[Opening Records provided section]
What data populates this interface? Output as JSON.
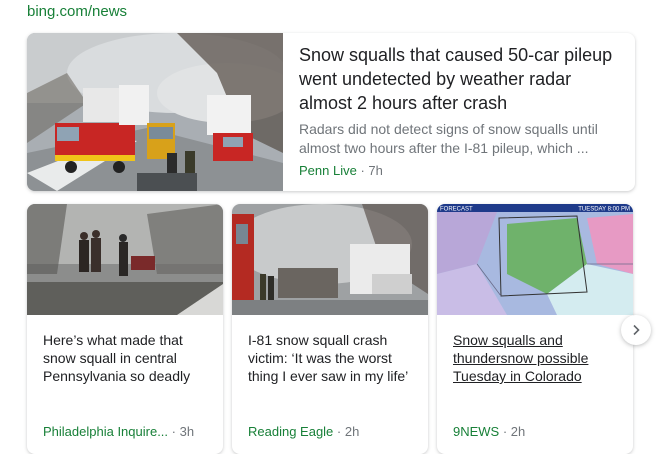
{
  "source_url": "bing.com/news",
  "main_story": {
    "title": "Snow squalls that caused 50-car pileup went undetected by weather radar almost 2 hours after crash",
    "snippet": "Radars did not detect signs of snow squalls until almost two hours after the I-81 pileup, which ...",
    "publisher": "Penn Live",
    "separator": " · ",
    "age": "7h",
    "image": "emergency vehicles at highway pileup in smoke"
  },
  "stories": [
    {
      "title": "Here’s what made that snow squall in central Pennsylvania so deadly",
      "publisher": "Philadelphia Inquire...",
      "separator": " · ",
      "age": "3h",
      "image": "people walking through blizzard"
    },
    {
      "title": "I-81 snow squall crash victim: ‘It was the worst thing I ever saw in my life’",
      "publisher": "Reading Eagle",
      "separator": " · ",
      "age": "2h",
      "image": "wrecked trucks in smoke"
    },
    {
      "title": "Snow squalls and thundersnow possible Tuesday in Colorado",
      "publisher": "9NEWS",
      "separator": " · ",
      "age": "2h",
      "image": "weather radar forecast map",
      "map_header_left": "FORECAST",
      "map_header_right": "TUESDAY 8:00 PM"
    }
  ],
  "next_icon": "chevron-right-icon",
  "colors": {
    "publisher": "#188038",
    "meta": "#70757a",
    "title": "#202124"
  }
}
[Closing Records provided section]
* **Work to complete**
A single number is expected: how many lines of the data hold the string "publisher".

* **Your solution**
5